Segment Start: AVAILABLE DATA
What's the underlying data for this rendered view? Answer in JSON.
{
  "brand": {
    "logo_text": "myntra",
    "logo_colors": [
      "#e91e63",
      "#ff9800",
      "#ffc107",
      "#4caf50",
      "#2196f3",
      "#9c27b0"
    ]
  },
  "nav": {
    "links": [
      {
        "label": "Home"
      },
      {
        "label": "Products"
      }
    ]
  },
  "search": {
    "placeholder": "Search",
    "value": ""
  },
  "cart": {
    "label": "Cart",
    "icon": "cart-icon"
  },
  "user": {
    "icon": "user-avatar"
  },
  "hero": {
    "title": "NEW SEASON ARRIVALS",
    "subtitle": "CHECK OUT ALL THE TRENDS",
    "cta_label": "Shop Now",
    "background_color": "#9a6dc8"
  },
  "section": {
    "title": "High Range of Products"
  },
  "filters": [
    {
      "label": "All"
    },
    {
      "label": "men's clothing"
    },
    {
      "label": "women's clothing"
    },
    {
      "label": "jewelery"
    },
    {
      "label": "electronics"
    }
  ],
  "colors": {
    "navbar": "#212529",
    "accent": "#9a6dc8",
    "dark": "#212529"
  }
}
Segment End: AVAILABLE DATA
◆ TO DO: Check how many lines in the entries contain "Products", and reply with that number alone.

◆ EXERCISE OUTPUT: 2